Customers of Hong Kong-based Web retailer Lik-Sang report they've heard nothing regarding dozens of orders they placed with the site shortly before it went offline last month.
Lik-Sang was one of the top worldwide retailers of "mod chips," devices that when soldered to a game console's main circuit board will disable security components. The chips typically allow a game machine to play legally and illegally copied discs, run unauthorized software, and play game discs intended for other geographic regions.
Lik-Sang offered a variety of specialty and gray-market game gear, including mod chips for Xbox, Sony's PlayStation 2 and consoles with mod chips already installed by Lik-Sang technicians. The company went into the manufacturing side of the mod chip business last August when it acquired OpenXbox, a mod chip design intended to allow upgrades.
A Microsoft representative at the company's Australian headquartersto CNET News.com last week that the company had taken legal action against Lik-Sang but declined to provide details.
Lik-Sang's Web site has been down since Sept. 20, replaced by a page that blames server problems for the shutdown. The company did not respond to repeated e-mail requests for comment.
Customers have also been stymied in getting information on the retailer's plans. Ted, a 30-year-old network administrator from Cliffside, N.J., said he spent more than $300 on a programming tool for his classic SNES Nintendo game console the day before Lik-Sang went offline.
Ted, who asked that his last name not be used, said he's heard nothing from Lik-Sang since the order was placed and skipped a chance to complain through PayPal--the online service he used to pay for the order--based on Lik-Sang's server pledges.
"I don't have an Xbox and could care less about that and the mod chips," he said. "In my case, we are talking about fair use and a console that is 11 years old."
David, a British pub owner who also declined to give his full name, said he sent Lik-Sang almost $400 for an Xbox with a mod chip pre-installed by Lik-Sang. He said he's heard nothing from the retailer since.
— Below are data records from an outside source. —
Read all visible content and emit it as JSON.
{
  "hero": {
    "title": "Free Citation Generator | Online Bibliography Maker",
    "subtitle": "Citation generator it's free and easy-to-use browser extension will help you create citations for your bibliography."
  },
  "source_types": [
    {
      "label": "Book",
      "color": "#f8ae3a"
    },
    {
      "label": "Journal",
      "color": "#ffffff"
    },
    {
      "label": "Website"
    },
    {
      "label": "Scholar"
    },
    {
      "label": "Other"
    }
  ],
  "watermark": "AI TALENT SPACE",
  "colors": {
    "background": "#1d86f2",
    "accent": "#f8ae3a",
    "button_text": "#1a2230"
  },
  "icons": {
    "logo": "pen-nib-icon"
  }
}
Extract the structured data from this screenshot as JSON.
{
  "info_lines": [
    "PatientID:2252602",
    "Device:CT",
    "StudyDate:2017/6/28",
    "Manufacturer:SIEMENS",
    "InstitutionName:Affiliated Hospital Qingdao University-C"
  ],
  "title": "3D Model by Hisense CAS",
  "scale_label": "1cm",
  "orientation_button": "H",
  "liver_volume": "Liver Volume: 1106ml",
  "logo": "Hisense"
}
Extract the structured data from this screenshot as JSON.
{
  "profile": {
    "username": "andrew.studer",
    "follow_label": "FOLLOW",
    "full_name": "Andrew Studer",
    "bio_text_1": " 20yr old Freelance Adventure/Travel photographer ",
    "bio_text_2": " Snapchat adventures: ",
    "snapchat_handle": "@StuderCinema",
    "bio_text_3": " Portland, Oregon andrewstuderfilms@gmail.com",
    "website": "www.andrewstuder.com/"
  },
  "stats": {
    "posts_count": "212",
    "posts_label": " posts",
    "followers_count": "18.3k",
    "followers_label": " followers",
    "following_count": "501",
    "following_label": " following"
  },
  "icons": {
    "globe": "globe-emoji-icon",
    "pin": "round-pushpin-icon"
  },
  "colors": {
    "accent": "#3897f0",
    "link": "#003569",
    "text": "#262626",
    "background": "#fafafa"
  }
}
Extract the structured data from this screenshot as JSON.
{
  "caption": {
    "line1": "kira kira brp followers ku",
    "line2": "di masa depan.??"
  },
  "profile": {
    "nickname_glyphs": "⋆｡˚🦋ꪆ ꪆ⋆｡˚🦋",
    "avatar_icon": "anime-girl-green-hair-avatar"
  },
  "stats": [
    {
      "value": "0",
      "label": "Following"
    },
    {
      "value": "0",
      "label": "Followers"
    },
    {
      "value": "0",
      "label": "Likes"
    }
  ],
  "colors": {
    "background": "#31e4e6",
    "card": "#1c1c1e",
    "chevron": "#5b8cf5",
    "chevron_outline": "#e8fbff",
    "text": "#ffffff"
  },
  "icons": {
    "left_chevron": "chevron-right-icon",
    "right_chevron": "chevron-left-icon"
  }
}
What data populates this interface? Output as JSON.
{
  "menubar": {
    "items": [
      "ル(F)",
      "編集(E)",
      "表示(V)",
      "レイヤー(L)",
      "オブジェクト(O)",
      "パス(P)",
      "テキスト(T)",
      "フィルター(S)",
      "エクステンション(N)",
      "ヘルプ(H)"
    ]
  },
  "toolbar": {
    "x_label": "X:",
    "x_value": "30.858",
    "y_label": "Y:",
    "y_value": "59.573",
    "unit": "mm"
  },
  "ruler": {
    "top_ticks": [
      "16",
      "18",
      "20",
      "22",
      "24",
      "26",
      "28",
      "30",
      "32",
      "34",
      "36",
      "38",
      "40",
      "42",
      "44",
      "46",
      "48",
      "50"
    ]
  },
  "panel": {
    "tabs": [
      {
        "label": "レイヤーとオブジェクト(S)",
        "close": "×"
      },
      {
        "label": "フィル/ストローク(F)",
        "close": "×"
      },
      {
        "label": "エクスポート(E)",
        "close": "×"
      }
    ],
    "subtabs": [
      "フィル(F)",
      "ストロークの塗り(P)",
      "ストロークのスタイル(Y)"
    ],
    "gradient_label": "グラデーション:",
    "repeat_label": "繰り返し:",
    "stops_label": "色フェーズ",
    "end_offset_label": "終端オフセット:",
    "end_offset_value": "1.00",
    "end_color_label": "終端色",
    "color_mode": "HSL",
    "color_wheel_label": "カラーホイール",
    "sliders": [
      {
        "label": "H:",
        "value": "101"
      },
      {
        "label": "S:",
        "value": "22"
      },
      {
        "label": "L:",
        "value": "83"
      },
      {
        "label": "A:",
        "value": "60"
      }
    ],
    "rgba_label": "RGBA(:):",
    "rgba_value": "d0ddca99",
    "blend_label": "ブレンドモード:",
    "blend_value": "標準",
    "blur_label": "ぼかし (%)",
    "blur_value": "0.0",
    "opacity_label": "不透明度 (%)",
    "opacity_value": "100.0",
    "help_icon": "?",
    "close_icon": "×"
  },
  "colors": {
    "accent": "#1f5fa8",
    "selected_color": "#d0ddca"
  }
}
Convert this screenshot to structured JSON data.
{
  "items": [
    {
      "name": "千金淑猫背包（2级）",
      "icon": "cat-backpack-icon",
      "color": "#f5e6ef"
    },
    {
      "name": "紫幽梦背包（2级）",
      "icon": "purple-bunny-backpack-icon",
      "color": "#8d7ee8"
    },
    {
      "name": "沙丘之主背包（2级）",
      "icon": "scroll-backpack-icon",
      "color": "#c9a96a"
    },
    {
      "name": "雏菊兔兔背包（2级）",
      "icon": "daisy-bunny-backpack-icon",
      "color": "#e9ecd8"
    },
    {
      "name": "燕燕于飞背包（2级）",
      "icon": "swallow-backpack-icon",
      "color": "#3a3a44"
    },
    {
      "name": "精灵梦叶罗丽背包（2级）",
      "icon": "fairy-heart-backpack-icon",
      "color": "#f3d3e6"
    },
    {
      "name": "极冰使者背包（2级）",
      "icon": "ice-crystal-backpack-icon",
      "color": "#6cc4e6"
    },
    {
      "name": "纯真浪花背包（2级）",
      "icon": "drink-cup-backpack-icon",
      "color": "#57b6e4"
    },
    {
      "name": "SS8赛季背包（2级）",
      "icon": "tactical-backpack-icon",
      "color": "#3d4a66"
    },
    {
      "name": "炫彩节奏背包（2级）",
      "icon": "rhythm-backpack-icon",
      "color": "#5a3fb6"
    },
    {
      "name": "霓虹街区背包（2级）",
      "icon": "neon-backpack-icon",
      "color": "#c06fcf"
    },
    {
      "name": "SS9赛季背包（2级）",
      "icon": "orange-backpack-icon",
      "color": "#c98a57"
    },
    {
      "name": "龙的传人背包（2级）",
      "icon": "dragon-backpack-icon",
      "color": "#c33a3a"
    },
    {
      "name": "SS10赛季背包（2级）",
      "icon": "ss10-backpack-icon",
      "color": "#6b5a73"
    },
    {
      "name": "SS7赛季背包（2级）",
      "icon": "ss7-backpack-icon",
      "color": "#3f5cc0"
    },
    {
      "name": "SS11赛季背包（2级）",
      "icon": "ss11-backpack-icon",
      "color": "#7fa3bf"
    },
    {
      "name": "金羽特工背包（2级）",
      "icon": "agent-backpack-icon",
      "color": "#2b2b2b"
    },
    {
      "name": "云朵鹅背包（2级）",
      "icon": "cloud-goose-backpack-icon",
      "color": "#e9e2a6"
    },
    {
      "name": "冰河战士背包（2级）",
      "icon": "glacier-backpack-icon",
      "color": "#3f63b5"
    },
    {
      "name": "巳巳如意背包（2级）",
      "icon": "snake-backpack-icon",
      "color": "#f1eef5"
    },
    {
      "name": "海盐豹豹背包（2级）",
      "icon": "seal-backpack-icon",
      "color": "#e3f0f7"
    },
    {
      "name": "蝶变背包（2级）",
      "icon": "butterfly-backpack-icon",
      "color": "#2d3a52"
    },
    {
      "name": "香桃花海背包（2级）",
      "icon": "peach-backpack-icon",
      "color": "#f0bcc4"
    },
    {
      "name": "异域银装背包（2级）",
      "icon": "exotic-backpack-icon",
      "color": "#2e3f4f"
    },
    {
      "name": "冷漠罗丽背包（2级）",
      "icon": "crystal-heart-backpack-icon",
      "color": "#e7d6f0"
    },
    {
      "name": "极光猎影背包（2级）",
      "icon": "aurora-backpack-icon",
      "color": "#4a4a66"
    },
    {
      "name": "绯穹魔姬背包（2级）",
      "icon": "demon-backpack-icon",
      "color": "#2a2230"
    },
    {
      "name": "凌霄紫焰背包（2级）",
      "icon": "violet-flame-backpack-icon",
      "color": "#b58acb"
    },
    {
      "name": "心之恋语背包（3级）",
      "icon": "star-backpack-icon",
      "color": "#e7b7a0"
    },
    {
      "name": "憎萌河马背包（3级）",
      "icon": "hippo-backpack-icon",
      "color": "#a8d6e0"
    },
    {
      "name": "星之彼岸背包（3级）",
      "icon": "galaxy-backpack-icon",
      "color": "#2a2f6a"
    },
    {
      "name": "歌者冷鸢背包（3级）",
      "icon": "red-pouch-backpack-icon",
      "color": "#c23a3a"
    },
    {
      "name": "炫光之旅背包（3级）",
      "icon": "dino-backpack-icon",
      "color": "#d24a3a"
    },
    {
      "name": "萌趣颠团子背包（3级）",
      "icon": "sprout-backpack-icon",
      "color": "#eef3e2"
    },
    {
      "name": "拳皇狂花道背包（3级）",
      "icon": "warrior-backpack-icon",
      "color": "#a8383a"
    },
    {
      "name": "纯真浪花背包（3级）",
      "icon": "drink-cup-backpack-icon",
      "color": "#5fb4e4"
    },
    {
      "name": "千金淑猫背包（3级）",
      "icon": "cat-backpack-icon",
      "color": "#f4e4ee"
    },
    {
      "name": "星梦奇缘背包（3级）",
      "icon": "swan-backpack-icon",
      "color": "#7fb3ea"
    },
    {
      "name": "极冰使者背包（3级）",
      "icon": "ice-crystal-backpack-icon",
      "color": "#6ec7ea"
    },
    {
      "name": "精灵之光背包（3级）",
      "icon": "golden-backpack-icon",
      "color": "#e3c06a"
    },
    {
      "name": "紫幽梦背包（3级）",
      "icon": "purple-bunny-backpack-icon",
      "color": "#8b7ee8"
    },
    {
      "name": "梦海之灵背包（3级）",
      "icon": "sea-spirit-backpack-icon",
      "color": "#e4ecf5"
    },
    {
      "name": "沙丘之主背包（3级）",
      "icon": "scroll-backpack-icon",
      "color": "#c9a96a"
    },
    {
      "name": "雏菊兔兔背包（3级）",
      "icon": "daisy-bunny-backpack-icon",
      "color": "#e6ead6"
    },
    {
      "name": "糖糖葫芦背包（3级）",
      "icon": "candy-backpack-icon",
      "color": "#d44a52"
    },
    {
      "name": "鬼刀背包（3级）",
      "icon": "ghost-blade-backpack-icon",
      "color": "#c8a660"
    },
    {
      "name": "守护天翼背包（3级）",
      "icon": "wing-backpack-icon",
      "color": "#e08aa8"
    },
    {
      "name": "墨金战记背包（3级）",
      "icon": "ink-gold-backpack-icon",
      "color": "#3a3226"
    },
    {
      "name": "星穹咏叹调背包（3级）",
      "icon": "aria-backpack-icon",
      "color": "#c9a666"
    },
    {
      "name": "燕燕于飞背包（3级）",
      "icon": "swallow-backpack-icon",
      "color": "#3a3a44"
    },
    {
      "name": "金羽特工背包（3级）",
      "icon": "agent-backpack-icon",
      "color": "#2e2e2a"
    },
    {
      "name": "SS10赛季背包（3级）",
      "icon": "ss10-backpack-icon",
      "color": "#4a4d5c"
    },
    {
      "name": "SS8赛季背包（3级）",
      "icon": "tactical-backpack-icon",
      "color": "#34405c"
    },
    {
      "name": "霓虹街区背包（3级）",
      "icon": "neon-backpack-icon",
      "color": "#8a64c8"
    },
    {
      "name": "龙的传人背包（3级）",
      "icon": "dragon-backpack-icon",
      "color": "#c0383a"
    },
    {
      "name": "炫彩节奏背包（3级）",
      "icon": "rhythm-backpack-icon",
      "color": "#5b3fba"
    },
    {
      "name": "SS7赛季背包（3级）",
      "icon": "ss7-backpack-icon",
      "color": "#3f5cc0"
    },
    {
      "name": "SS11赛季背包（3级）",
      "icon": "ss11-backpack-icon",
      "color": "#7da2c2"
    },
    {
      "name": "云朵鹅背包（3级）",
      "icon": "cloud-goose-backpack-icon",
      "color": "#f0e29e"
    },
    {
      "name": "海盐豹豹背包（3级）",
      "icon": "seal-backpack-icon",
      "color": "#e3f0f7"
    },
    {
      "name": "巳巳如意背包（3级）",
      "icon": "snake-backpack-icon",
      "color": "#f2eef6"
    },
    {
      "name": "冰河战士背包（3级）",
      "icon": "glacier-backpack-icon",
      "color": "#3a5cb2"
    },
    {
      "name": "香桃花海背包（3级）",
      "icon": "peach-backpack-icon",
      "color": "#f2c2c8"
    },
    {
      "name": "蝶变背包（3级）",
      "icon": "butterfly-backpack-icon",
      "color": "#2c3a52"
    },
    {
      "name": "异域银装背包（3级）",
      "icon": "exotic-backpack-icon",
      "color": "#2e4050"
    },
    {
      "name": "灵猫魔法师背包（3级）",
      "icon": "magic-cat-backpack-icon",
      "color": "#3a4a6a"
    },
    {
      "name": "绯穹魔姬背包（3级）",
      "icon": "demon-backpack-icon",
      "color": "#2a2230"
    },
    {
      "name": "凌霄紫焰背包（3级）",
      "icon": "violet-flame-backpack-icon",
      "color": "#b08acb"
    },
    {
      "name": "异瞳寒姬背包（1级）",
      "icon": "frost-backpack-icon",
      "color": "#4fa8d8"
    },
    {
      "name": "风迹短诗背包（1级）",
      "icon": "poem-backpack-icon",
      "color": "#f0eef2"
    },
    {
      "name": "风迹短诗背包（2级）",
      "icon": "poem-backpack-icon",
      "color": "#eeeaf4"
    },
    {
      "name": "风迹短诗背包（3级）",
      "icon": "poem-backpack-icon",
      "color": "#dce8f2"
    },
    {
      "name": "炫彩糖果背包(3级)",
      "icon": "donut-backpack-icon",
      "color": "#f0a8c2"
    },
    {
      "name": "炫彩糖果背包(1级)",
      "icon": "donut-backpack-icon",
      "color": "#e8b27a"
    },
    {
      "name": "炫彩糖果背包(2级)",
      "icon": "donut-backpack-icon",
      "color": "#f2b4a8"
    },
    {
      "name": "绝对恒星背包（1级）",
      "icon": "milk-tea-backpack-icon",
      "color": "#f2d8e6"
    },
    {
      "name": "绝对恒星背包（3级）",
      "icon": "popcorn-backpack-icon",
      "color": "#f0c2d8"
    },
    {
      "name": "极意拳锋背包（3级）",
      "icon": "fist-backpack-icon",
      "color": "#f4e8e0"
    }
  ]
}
"I know a lot of people will say that I got what I deserved by dealing with a company who deals in pirate consoles--and to some extent I agree, but nobody likes to lose 250 (British) pounds," he said.
Domenick Verga, a college student in Phoenix, said he was charged $270 for a Game Boy Advance programming kit from Lik-Sang shortly before the site went down. He said he hasn't had any contact from Lik-Sang since he placed the order, although he seemed more ready to blame Microsoft's legal actions.
"I think it was wrong of Microsoft, if that is truly what happened," he said. "Lots of people are using the mods for good reasons. I just like to develop stuff and tinker with things. That is really what gets me going and the only reason I spend the time or money on this stuff anyway."
Hackers have latched on to mod chips as a conduit for running homemade software on the Xbox, leading to development of programs such as an Xbox of the Linux operating system.
Though mod chips have bothered the video game business for years, Microsoft has been particularly zealous in fighting them. The companythe Xbox's innards partly to deter hackers and has sought to a mod chip expert.